## THE TASK
Could you set down the records below exactly as they are, with no pictures?
Start of Block
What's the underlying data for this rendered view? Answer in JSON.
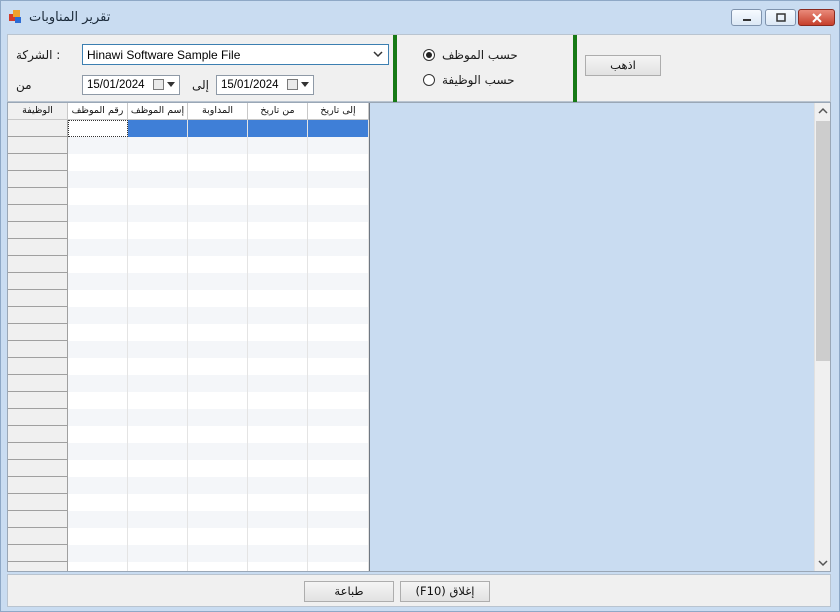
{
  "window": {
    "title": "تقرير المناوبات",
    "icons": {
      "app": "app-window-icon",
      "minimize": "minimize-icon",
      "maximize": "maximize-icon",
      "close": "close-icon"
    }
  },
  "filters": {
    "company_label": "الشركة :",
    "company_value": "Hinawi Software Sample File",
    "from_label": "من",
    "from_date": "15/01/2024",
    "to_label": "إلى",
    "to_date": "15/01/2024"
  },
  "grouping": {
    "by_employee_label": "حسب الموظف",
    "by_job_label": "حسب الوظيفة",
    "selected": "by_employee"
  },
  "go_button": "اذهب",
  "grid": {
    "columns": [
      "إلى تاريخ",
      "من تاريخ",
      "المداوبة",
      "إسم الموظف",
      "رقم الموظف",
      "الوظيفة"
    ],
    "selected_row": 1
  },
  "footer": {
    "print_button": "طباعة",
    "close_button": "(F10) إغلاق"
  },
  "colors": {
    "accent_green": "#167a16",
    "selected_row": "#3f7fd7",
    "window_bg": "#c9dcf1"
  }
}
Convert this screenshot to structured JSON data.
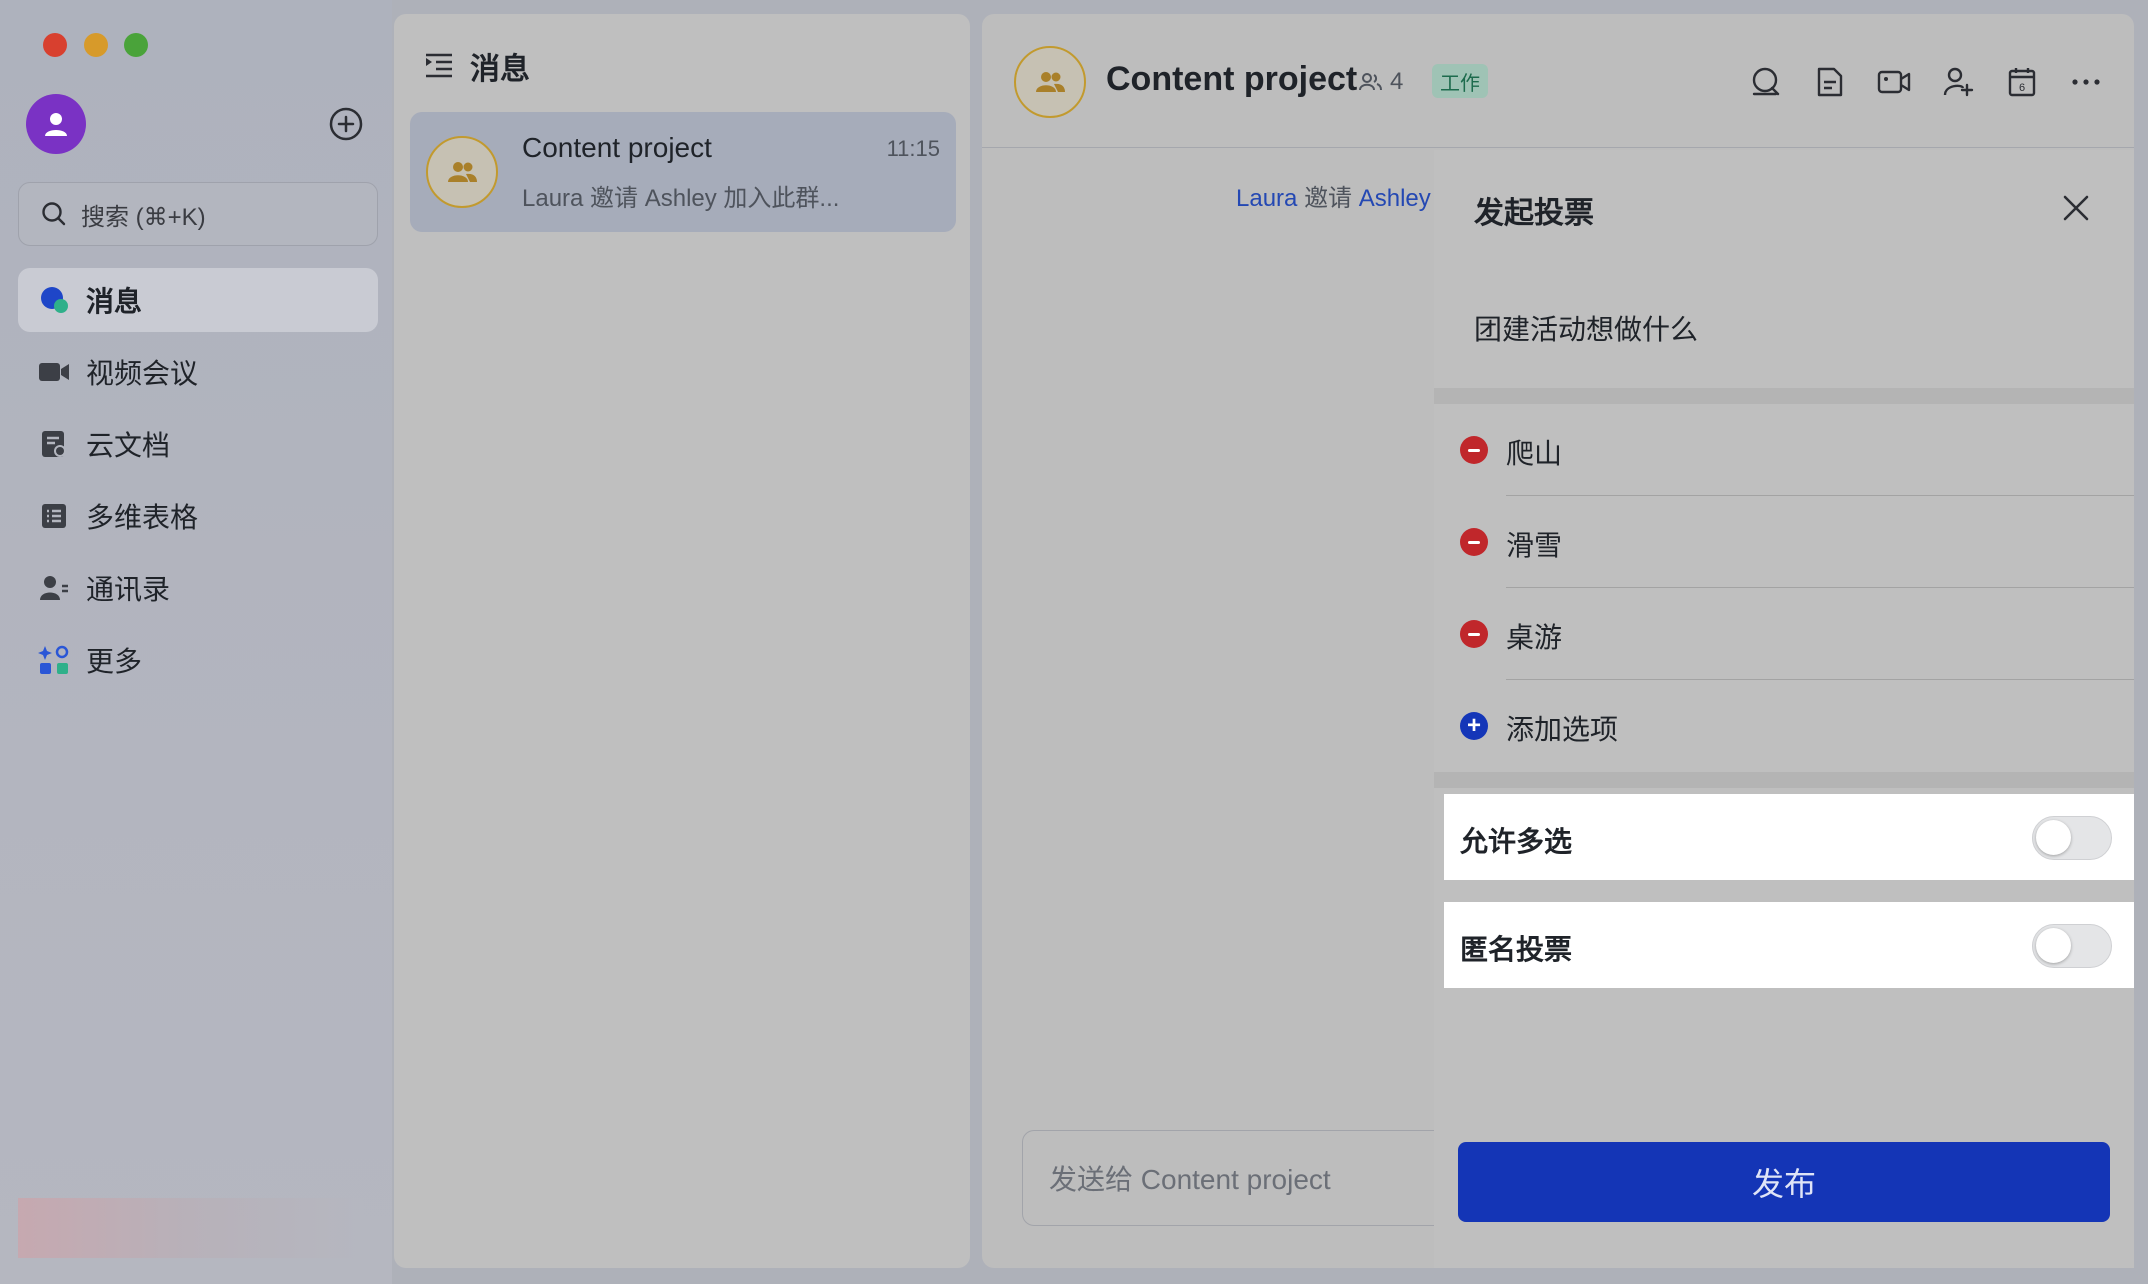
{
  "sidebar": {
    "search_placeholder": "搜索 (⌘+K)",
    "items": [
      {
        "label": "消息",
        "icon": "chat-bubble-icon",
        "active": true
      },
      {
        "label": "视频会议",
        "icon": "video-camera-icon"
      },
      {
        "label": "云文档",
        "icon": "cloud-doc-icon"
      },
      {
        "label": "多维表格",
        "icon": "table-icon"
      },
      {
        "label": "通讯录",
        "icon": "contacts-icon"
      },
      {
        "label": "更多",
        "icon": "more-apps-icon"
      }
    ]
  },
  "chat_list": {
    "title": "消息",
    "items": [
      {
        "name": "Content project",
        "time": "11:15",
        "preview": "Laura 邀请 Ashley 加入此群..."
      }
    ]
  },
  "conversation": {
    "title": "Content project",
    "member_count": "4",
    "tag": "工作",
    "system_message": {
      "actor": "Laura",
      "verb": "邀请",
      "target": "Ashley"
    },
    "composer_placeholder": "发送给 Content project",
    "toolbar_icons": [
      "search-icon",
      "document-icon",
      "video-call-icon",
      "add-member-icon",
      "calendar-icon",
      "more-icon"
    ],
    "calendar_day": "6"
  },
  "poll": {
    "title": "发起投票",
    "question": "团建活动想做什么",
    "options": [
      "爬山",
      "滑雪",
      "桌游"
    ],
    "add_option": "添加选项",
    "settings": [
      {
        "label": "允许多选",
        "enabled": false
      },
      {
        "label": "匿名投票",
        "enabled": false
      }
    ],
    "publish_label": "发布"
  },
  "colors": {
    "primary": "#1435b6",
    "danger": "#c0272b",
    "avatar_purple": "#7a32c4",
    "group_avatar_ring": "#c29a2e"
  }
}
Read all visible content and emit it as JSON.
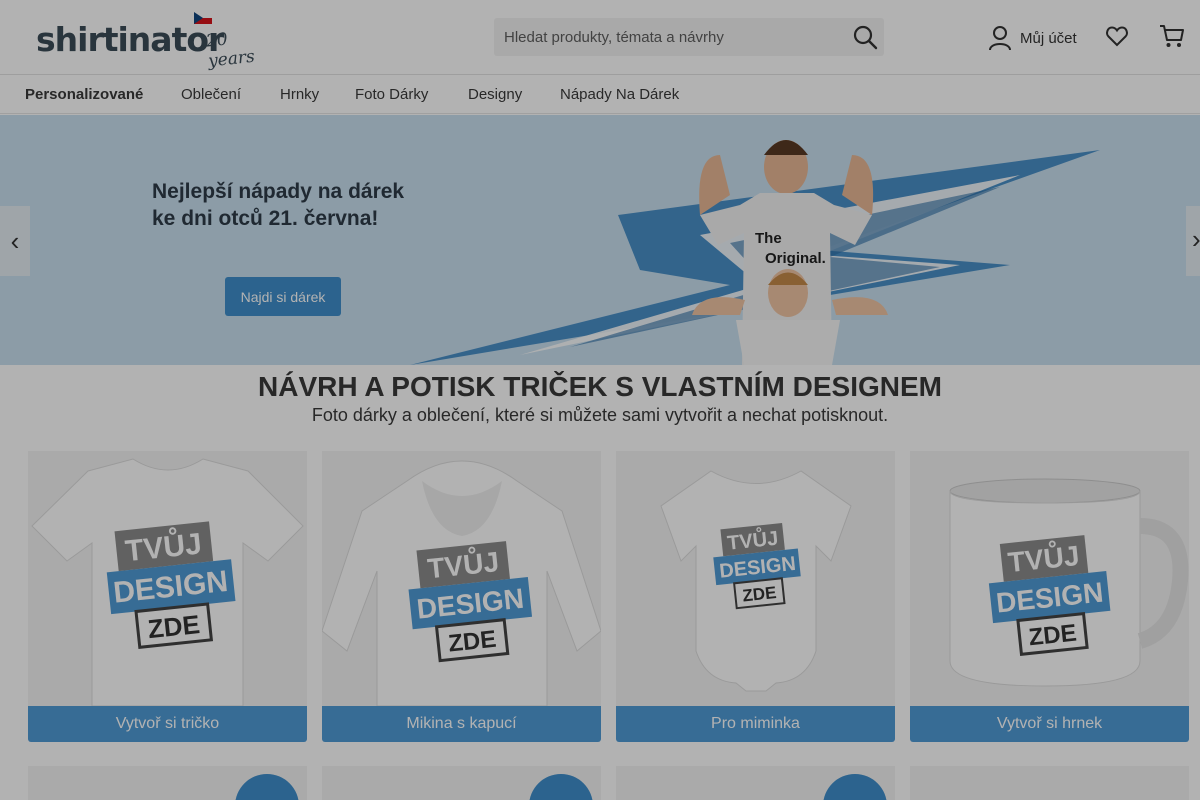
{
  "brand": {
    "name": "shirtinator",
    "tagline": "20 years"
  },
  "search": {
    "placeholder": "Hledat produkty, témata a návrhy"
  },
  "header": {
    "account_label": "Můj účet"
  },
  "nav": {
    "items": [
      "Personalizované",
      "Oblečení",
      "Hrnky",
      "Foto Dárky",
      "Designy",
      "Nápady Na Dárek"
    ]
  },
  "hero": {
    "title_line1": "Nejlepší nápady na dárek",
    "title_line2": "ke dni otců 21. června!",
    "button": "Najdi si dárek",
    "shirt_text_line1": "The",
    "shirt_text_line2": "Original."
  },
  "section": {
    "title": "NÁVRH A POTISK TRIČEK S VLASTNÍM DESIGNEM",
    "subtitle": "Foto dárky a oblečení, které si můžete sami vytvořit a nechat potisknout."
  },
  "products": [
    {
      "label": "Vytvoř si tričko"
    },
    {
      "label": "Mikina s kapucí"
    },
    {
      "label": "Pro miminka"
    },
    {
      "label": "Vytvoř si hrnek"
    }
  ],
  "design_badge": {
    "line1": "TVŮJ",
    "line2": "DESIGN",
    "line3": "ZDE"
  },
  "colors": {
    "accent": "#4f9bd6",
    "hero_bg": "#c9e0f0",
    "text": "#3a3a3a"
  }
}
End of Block
## SOLUTION
What's the underlying data for this rendered view? Answer in JSON.
{
  "window": {
    "title": "تقرير المناوبات",
    "icons": {
      "app": "app-window-icon",
      "minimize": "minimize-icon",
      "maximize": "maximize-icon",
      "close": "close-icon"
    }
  },
  "filters": {
    "company_label": "الشركة :",
    "company_value": "Hinawi Software Sample File",
    "from_label": "من",
    "from_date": "15/01/2024",
    "to_label": "إلى",
    "to_date": "15/01/2024"
  },
  "grouping": {
    "by_employee_label": "حسب الموظف",
    "by_job_label": "حسب الوظيفة",
    "selected": "by_employee"
  },
  "go_button": "اذهب",
  "grid": {
    "columns": [
      "إلى تاريخ",
      "من تاريخ",
      "المداوبة",
      "إسم الموظف",
      "رقم الموظف",
      "الوظيفة"
    ],
    "selected_row": 1
  },
  "footer": {
    "print_button": "طباعة",
    "close_button": "(F10) إغلاق"
  },
  "colors": {
    "accent_green": "#167a16",
    "selected_row": "#3f7fd7",
    "window_bg": "#c9dcf1"
  }
}
Convert this screenshot to structured JSON data.
{
  "sidebar": {
    "search_placeholder": "搜索 (⌘+K)",
    "items": [
      {
        "label": "消息",
        "icon": "chat-bubble-icon",
        "active": true
      },
      {
        "label": "视频会议",
        "icon": "video-camera-icon"
      },
      {
        "label": "云文档",
        "icon": "cloud-doc-icon"
      },
      {
        "label": "多维表格",
        "icon": "table-icon"
      },
      {
        "label": "通讯录",
        "icon": "contacts-icon"
      },
      {
        "label": "更多",
        "icon": "more-apps-icon"
      }
    ]
  },
  "chat_list": {
    "title": "消息",
    "items": [
      {
        "name": "Content project",
        "time": "11:15",
        "preview": "Laura 邀请 Ashley 加入此群..."
      }
    ]
  },
  "conversation": {
    "title": "Content project",
    "member_count": "4",
    "tag": "工作",
    "system_message": {
      "actor": "Laura",
      "verb": "邀请",
      "target": "Ashley"
    },
    "composer_placeholder": "发送给 Content project",
    "toolbar_icons": [
      "search-icon",
      "document-icon",
      "video-call-icon",
      "add-member-icon",
      "calendar-icon",
      "more-icon"
    ],
    "calendar_day": "6"
  },
  "poll": {
    "title": "发起投票",
    "question": "团建活动想做什么",
    "options": [
      "爬山",
      "滑雪",
      "桌游"
    ],
    "add_option": "添加选项",
    "settings": [
      {
        "label": "允许多选",
        "enabled": false
      },
      {
        "label": "匿名投票",
        "enabled": false
      }
    ],
    "publish_label": "发布"
  },
  "colors": {
    "primary": "#1435b6",
    "danger": "#c0272b",
    "avatar_purple": "#7a32c4",
    "group_avatar_ring": "#c29a2e"
  }
}
Read all visible content and emit it as JSON.
{
  "brand": {
    "name": "shirtinator",
    "tagline": "20 years"
  },
  "search": {
    "placeholder": "Hledat produkty, témata a návrhy"
  },
  "header": {
    "account_label": "Můj účet"
  },
  "nav": {
    "items": [
      "Personalizované",
      "Oblečení",
      "Hrnky",
      "Foto Dárky",
      "Designy",
      "Nápady Na Dárek"
    ]
  },
  "hero": {
    "title_line1": "Nejlepší nápady na dárek",
    "title_line2": "ke dni otců 21. června!",
    "button": "Najdi si dárek",
    "shirt_text_line1": "The",
    "shirt_text_line2": "Original."
  },
  "section": {
    "title": "NÁVRH A POTISK TRIČEK S VLASTNÍM DESIGNEM",
    "subtitle": "Foto dárky a oblečení, které si můžete sami vytvořit a nechat potisknout."
  },
  "products": [
    {
      "label": "Vytvoř si tričko"
    },
    {
      "label": "Mikina s kapucí"
    },
    {
      "label": "Pro miminka"
    },
    {
      "label": "Vytvoř si hrnek"
    }
  ],
  "design_badge": {
    "line1": "TVŮJ",
    "line2": "DESIGN",
    "line3": "ZDE"
  },
  "colors": {
    "accent": "#4f9bd6",
    "hero_bg": "#c9e0f0",
    "text": "#3a3a3a"
  }
}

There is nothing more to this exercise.